Study: Occupational Licensing has no effect on consumer choice

According to the National Conference of State Legislatures;

Licensing laws are implemented with the intention of protecting the health and safety of consumers by creating barriers to employment—through testing, training, and fees—in professions determined to be sufficiently dangerous.

And over the last couple of decades, the number of professions requiring licensing has grown due to this reasoning. This growth in licensing has, however, come at a cost to both consumers and workers. Low-income individuals are barred from entering some professions due to licensing requirements while at the same time consumers face high prices.

What makes it worse is the fact that research finds no connection between occupational licensing and consumer protection.

Just recently, a new NBER research paper used data from an online labor market where people can hire home improvement professionals to see whether licensing status has an effect on consumer choice. And according to the study, licensing status has no effect on whether customers hire someone or not.


more stringent licensing regulations are associated with less competition and higher prices but not with any improvement in customer satisfaction as measured by review ratings or the propensity to use the platform again.

While consumers care a little about licensing status, they care much more greatly about price and online rating.

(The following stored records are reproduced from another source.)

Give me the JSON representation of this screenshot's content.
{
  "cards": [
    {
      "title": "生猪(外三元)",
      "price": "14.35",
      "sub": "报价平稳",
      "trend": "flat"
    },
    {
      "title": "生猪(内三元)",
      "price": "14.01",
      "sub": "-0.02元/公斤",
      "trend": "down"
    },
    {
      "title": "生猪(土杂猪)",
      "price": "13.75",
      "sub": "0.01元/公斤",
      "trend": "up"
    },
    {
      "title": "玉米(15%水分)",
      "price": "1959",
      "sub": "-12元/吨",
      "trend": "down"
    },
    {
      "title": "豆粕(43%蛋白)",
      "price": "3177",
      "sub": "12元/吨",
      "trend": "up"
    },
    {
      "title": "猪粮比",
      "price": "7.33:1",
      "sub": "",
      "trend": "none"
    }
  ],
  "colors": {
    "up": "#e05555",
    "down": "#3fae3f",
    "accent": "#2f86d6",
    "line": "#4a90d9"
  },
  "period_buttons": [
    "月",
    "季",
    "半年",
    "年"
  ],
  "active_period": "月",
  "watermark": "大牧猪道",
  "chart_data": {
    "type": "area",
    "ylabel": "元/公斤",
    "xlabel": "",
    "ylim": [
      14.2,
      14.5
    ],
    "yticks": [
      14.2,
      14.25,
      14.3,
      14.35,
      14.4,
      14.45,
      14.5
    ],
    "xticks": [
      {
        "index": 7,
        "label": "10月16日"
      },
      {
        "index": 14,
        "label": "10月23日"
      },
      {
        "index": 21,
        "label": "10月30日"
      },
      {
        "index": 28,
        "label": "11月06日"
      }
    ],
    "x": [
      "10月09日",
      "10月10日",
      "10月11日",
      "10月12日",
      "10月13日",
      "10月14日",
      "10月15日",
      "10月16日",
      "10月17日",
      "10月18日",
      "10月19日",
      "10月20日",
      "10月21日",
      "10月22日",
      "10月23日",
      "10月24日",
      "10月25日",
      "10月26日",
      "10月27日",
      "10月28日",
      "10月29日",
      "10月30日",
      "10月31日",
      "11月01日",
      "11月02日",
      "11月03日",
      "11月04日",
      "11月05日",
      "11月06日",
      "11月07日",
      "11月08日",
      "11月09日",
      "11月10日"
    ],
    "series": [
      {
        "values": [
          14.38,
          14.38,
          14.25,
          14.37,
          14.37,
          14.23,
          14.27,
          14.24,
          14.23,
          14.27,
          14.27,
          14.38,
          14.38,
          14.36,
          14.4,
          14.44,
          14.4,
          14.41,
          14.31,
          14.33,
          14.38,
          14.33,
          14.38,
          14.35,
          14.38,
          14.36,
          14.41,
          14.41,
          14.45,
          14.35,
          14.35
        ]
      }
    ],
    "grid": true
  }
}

And if protecting consumers is really what licensing is all about, shouldn’t the rules reflect what consumers care about?